■ Exercise goal
The records follow. Retype them without a single change.

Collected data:
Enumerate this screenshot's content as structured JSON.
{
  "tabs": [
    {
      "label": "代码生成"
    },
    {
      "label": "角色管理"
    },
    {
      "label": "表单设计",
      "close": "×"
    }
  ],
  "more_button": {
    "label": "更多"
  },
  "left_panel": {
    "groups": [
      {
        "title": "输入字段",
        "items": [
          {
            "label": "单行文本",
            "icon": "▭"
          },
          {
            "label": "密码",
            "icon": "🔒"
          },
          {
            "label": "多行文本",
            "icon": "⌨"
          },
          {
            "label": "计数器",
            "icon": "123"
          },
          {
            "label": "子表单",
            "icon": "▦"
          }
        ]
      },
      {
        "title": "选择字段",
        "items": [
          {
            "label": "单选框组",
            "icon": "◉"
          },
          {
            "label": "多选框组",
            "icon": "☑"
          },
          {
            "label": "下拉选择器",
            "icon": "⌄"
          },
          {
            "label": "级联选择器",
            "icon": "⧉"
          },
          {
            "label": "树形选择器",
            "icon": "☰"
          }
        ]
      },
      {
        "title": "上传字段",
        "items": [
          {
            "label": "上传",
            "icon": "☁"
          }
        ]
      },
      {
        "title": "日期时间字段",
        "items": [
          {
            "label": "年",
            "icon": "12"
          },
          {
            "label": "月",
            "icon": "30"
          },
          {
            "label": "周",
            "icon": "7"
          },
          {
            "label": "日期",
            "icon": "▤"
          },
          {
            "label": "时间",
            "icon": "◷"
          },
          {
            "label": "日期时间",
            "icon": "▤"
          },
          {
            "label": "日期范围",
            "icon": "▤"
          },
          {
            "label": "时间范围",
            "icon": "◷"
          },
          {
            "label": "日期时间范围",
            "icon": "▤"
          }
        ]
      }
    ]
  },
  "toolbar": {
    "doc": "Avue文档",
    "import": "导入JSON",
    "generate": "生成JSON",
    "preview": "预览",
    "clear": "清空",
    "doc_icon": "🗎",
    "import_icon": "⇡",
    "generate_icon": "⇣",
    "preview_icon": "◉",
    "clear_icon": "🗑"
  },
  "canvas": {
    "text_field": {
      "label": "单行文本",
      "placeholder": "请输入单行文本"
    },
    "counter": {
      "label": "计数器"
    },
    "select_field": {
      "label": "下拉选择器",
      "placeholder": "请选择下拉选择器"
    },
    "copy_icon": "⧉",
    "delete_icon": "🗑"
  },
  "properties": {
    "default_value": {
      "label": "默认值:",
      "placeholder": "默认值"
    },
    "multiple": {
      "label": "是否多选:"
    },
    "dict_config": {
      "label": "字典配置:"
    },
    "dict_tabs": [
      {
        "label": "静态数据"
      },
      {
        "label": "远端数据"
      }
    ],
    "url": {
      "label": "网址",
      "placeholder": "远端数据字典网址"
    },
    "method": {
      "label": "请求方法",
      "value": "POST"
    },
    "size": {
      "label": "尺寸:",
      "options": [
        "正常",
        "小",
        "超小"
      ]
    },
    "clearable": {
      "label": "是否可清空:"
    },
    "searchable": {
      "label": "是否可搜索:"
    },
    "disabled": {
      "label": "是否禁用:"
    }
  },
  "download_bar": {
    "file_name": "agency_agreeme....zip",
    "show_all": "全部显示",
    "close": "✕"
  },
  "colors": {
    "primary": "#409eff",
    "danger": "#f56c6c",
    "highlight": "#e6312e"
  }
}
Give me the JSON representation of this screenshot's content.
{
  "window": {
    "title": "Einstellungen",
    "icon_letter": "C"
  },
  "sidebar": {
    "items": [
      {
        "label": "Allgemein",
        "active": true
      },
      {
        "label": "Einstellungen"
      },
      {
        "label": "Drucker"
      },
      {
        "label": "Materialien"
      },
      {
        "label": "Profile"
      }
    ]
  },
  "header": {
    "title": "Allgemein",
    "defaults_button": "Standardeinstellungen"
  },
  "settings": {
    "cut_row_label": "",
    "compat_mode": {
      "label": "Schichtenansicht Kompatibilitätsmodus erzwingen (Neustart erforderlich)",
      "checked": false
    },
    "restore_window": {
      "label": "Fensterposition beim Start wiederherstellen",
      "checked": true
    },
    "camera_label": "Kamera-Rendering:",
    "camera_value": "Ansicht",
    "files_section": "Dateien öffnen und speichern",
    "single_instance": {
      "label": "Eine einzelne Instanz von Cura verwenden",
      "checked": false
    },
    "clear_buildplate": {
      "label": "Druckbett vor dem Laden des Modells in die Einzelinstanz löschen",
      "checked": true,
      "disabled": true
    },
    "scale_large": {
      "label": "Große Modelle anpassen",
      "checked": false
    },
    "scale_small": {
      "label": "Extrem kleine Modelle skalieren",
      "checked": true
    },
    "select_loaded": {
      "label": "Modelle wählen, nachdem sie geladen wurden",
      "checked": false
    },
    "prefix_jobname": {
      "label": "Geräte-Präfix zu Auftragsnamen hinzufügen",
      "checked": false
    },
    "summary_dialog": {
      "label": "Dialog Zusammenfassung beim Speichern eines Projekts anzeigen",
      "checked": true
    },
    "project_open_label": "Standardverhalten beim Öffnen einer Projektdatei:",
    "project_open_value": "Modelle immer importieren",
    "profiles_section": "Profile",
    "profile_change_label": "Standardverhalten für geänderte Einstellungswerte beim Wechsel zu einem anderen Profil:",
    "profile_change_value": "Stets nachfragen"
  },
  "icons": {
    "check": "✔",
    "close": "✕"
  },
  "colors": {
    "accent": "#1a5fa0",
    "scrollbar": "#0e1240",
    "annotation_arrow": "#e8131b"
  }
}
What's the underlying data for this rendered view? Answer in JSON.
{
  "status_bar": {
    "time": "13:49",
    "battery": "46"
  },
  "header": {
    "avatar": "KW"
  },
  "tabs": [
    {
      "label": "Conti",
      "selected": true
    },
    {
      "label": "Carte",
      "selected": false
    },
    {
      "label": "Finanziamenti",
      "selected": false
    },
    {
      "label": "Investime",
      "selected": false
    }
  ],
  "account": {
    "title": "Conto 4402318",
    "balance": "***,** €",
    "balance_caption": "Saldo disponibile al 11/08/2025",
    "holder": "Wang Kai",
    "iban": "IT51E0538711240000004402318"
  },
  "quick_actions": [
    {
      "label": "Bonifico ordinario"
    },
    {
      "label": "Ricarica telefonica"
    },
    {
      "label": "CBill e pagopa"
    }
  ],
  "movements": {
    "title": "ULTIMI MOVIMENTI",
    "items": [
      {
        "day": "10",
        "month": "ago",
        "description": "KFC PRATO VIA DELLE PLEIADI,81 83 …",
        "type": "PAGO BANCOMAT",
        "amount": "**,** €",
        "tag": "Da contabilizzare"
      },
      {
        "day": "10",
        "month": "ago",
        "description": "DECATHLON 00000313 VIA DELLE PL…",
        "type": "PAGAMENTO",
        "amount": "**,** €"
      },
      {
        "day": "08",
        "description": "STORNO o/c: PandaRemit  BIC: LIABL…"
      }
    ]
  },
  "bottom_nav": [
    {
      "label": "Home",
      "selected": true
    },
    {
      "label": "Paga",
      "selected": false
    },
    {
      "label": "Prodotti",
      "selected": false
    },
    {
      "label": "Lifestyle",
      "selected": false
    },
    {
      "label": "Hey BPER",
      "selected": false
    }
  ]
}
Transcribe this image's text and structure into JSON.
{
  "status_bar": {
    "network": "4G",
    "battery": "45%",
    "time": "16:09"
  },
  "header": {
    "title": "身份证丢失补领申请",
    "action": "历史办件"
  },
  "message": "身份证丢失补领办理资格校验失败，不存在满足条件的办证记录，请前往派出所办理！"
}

■ Written answer
Enumerate this screenshot's content as structured JSON.
{
  "tabs": [
    {
      "label": "代码生成"
    },
    {
      "label": "角色管理"
    },
    {
      "label": "表单设计",
      "close": "×"
    }
  ],
  "more_button": {
    "label": "更多"
  },
  "left_panel": {
    "groups": [
      {
        "title": "输入字段",
        "items": [
          {
            "label": "单行文本",
            "icon": "▭"
          },
          {
            "label": "密码",
            "icon": "🔒"
          },
          {
            "label": "多行文本",
            "icon": "⌨"
          },
          {
            "label": "计数器",
            "icon": "123"
          },
          {
            "label": "子表单",
            "icon": "▦"
          }
        ]
      },
      {
        "title": "选择字段",
        "items": [
          {
            "label": "单选框组",
            "icon": "◉"
          },
          {
            "label": "多选框组",
            "icon": "☑"
          },
          {
            "label": "下拉选择器",
            "icon": "⌄"
          },
          {
            "label": "级联选择器",
            "icon": "⧉"
          },
          {
            "label": "树形选择器",
            "icon": "☰"
          }
        ]
      },
      {
        "title": "上传字段",
        "items": [
          {
            "label": "上传",
            "icon": "☁"
          }
        ]
      },
      {
        "title": "日期时间字段",
        "items": [
          {
            "label": "年",
            "icon": "12"
          },
          {
            "label": "月",
            "icon": "30"
          },
          {
            "label": "周",
            "icon": "7"
          },
          {
            "label": "日期",
            "icon": "▤"
          },
          {
            "label": "时间",
            "icon": "◷"
          },
          {
            "label": "日期时间",
            "icon": "▤"
          },
          {
            "label": "日期范围",
            "icon": "▤"
          },
          {
            "label": "时间范围",
            "icon": "◷"
          },
          {
            "label": "日期时间范围",
            "icon": "▤"
          }
        ]
      }
    ]
  },
  "toolbar": {
    "doc": "Avue文档",
    "import": "导入JSON",
    "generate": "生成JSON",
    "preview": "预览",
    "clear": "清空",
    "doc_icon": "🗎",
    "import_icon": "⇡",
    "generate_icon": "⇣",
    "preview_icon": "◉",
    "clear_icon": "🗑"
  },
  "canvas": {
    "text_field": {
      "label": "单行文本",
      "placeholder": "请输入单行文本"
    },
    "counter": {
      "label": "计数器"
    },
    "select_field": {
      "label": "下拉选择器",
      "placeholder": "请选择下拉选择器"
    },
    "copy_icon": "⧉",
    "delete_icon": "🗑"
  },
  "properties": {
    "default_value": {
      "label": "默认值:",
      "placeholder": "默认值"
    },
    "multiple": {
      "label": "是否多选:"
    },
    "dict_config": {
      "label": "字典配置:"
    },
    "dict_tabs": [
      {
        "label": "静态数据"
      },
      {
        "label": "远端数据"
      }
    ],
    "url": {
      "label": "网址",
      "placeholder": "远端数据字典网址"
    },
    "method": {
      "label": "请求方法",
      "value": "POST"
    },
    "size": {
      "label": "尺寸:",
      "options": [
        "正常",
        "小",
        "超小"
      ]
    },
    "clearable": {
      "label": "是否可清空:"
    },
    "searchable": {
      "label": "是否可搜索:"
    },
    "disabled": {
      "label": "是否禁用:"
    }
  },
  "download_bar": {
    "file_name": "agency_agreeme....zip",
    "show_all": "全部显示",
    "close": "✕"
  },
  "colors": {
    "primary": "#409eff",
    "danger": "#f56c6c",
    "highlight": "#e6312e"
  }
}
Give me the JSON representation of this screenshot's content.
{
  "window": {
    "title": "Einstellungen",
    "icon_letter": "C"
  },
  "sidebar": {
    "items": [
      {
        "label": "Allgemein",
        "active": true
      },
      {
        "label": "Einstellungen"
      },
      {
        "label": "Drucker"
      },
      {
        "label": "Materialien"
      },
      {
        "label": "Profile"
      }
    ]
  },
  "header": {
    "title": "Allgemein",
    "defaults_button": "Standardeinstellungen"
  },
  "settings": {
    "cut_row_label": "",
    "compat_mode": {
      "label": "Schichtenansicht Kompatibilitätsmodus erzwingen (Neustart erforderlich)",
      "checked": false
    },
    "restore_window": {
      "label": "Fensterposition beim Start wiederherstellen",
      "checked": true
    },
    "camera_label": "Kamera-Rendering:",
    "camera_value": "Ansicht",
    "files_section": "Dateien öffnen und speichern",
    "single_instance": {
      "label": "Eine einzelne Instanz von Cura verwenden",
      "checked": false
    },
    "clear_buildplate": {
      "label": "Druckbett vor dem Laden des Modells in die Einzelinstanz löschen",
      "checked": true,
      "disabled": true
    },
    "scale_large": {
      "label": "Große Modelle anpassen",
      "checked": false
    },
    "scale_small": {
      "label": "Extrem kleine Modelle skalieren",
      "checked": true
    },
    "select_loaded": {
      "label": "Modelle wählen, nachdem sie geladen wurden",
      "checked": false
    },
    "prefix_jobname": {
      "label": "Geräte-Präfix zu Auftragsnamen hinzufügen",
      "checked": false
    },
    "summary_dialog": {
      "label": "Dialog Zusammenfassung beim Speichern eines Projekts anzeigen",
      "checked": true
    },
    "project_open_label": "Standardverhalten beim Öffnen einer Projektdatei:",
    "project_open_value": "Modelle immer importieren",
    "profiles_section": "Profile",
    "profile_change_label": "Standardverhalten für geänderte Einstellungswerte beim Wechsel zu einem anderen Profil:",
    "profile_change_value": "Stets nachfragen"
  },
  "icons": {
    "check": "✔",
    "close": "✕"
  },
  "colors": {
    "accent": "#1a5fa0",
    "scrollbar": "#0e1240",
    "annotation_arrow": "#e8131b"
  }
}
What's the underlying data for this rendered view? Answer in JSON.
{
  "status_bar": {
    "time": "13:49",
    "battery": "46"
  },
  "header": {
    "avatar": "KW"
  },
  "tabs": [
    {
      "label": "Conti",
      "selected": true
    },
    {
      "label": "Carte",
      "selected": false
    },
    {
      "label": "Finanziamenti",
      "selected": false
    },
    {
      "label": "Investime",
      "selected": false
    }
  ],
  "account": {
    "title": "Conto 4402318",
    "balance": "***,** €",
    "balance_caption": "Saldo disponibile al 11/08/2025",
    "holder": "Wang Kai",
    "iban": "IT51E0538711240000004402318"
  },
  "quick_actions": [
    {
      "label": "Bonifico ordinario"
    },
    {
      "label": "Ricarica telefonica"
    },
    {
      "label": "CBill e pagopa"
    }
  ],
  "movements": {
    "title": "ULTIMI MOVIMENTI",
    "items": [
      {
        "day": "10",
        "month": "ago",
        "description": "KFC PRATO VIA DELLE PLEIADI,81 83 …",
        "type": "PAGO BANCOMAT",
        "amount": "**,** €",
        "tag": "Da contabilizzare"
      },
      {
        "day": "10",
        "month": "ago",
        "description": "DECATHLON 00000313 VIA DELLE PL…",
        "type": "PAGAMENTO",
        "amount": "**,** €"
      },
      {
        "day": "08",
        "description": "STORNO o/c: PandaRemit  BIC: LIABL…"
      }
    ]
  },
  "bottom_nav": [
    {
      "label": "Home",
      "selected": true
    },
    {
      "label": "Paga",
      "selected": false
    },
    {
      "label": "Prodotti",
      "selected": false
    },
    {
      "label": "Lifestyle",
      "selected": false
    },
    {
      "label": "Hey BPER",
      "selected": false
    }
  ]
}
Transcribe this image's text and structure into JSON.
{
  "status_bar": {
    "network": "4G",
    "battery": "45%",
    "time": "16:09"
  },
  "header": {
    "title": "身份证丢失补领申请",
    "action": "历史办件"
  },
  "message": "身份证丢失补领办理资格校验失败，不存在满足条件的办证记录，请前往派出所办理！"
}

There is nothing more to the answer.